Big wheels keep on learnin'. Here are a few ways managers can encourage their employees to continue education in the workplace.
In business, as in all aspects of life, it’s important to continue to learn new things and develop new skills.
Despite the fact that an employee enters the workforce after spending the majority of their time in schools, all of that education is really preparation for the real learning that comes with work experience.
The employer should encourage and reward the continued learning and development of its employees.
As a part of the management or human resources teams, it’s your job to make sure your group is not only motivated but also inspired to expand their knowledge base and be the best workers they can be. It’s up to management to enable the ongoing training and skill-building that makes great teams.

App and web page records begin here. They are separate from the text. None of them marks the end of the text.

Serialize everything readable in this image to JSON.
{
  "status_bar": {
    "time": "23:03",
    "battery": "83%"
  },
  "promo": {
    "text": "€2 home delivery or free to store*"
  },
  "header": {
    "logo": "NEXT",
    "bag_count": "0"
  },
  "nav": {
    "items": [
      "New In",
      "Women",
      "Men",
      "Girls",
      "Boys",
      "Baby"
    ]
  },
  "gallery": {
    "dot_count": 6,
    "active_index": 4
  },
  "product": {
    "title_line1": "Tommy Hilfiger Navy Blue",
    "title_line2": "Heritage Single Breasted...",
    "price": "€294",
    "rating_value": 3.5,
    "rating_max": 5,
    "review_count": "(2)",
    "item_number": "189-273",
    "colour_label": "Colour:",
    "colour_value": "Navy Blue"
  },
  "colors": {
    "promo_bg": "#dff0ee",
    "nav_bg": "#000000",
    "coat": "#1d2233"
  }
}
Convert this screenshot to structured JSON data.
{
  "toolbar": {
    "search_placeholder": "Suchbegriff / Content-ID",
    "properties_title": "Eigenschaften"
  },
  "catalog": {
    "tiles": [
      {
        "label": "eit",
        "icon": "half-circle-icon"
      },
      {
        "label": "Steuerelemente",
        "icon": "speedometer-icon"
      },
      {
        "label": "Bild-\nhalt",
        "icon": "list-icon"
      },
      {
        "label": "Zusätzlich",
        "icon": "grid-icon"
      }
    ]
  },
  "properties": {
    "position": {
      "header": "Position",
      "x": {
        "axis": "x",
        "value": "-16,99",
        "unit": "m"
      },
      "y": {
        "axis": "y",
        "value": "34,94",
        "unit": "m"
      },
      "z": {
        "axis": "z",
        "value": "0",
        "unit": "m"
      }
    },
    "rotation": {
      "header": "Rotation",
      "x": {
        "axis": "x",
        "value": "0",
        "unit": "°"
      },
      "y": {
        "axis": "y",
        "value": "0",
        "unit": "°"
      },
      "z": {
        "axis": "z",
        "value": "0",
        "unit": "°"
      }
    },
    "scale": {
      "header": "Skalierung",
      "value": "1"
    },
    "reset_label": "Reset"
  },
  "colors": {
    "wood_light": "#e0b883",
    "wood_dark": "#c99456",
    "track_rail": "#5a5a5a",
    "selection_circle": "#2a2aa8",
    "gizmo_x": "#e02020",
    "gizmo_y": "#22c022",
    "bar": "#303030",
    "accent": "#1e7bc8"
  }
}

Related Article: How To Keep Your Employees Happy, Engaged, Productive And Loyal
Here are a few ways department and HR managers can encourage their employees to continue their training.
It’s easy to get bogged down in the routine of a job. Something has been done one way since the start of the team, and it’s still done the same way now. Encourage the incorporation of new ideas by having brainstorming sessions. Have your team come up with three new ways to change an old process, and then discuss which would be the best development to institute as a team. Encouraging out-of-the-box thinking and open conversation will lead to great new ideas and to team bonding as well.
Invite Open Discussion About Successes and Failures
More than half of U.S. employees are unhappy at work. Many times, especially in large companies, employees tend to keep their gripes to themselves, not because they think voicing the opinion is bad but more because there’s no venue that seems appropriate. It’s important for an organization to learn from both its mistakes and its successes, the mistakes so you know how to fix them in the future, and the successes so you can continue to build on that success for upcoming projects and endeavors.
This kind of open forum for discussion can be done on a large scale for company policies, new structure and benefits. Similarly, each team can have its own open-floor meeting to talk about role responsibilities, team projects and management feedback. It’s crucial for a manager to be able to hear from his or her team. Discussion facilitates change.
Suggest Learning Opportunities
Forty-four percent of Americans engage in continuing education, but that is not high enough. As the manager, it’s your job to guide your team and be a resource for anything they may need. Give yourself the role of ambassador when it comes to professional learning:
- Scan the trades, headlines, and professional organizations for continued education programs or useful resources and compile a list to send out to your team.
- By taking the initiative to promote conferences, courses for new certifications, or online resources that could develop your team’s skills, you’ll be demonstrating you want everyone to be on the same page when it comes to continued learning.
Start a Mentoring Program
For entry-level employees or interns, coming into an office setting can be intimidating. When teams are already close, projects are in mid-stream, and everyone already has a few years of work experience, a new, younger employee can feel left out and can miss out on crucial experience and learning opportunities. Nip a bad experience in the bud by instituting a company-wide mentoring program. Almost 90 percent of successful businesspeople say mentoring was invaluable for them.
Keep a list of current employees who volunteer to mentor a young hire. Each time an intern or entry-level hire comes into the picture, assign them a mentor from their department to show them the ropes for the first few weeks or months. You’ll encourage team bonding, and your new hire will be able to ask questions and learn quickly from someone who knows the lay of the land. Plus,
Get Specific About Individual Development
Utilize your team’s annual reviews to encourage professional development. Think carefully about each member of your team, their responsibilities, and where they could advance by learning new skills. Be sure not to present continued education as a criticism. Let your employee know they’re doing a great job, but getting a new certification or attending an industry event or seminar could take their career to the next level.
Suggesting specific courses of action for each team member shows you’re not only thinking about their professional evolution on your team, but you’re also paying attention to their potential for their entire career.
Tie Continued Training to KPIs
If you’re really aiming to get everyone on your team involved in continued learning, make it a goal for the year or the quarter. If you require each team member to attend at least one seminar and two conferences, they’ll have to attend. This can get tricky, because making events mandatory can make them seem like a chore, but if you designate the full team to attend a public speaking class or a conference in San Diego, the experience will also function as team bonding.
Professional learning should always be encouraged in the workplace. The development of employees’ skills and knowledge leads overall to a better, healthier company and happier employees.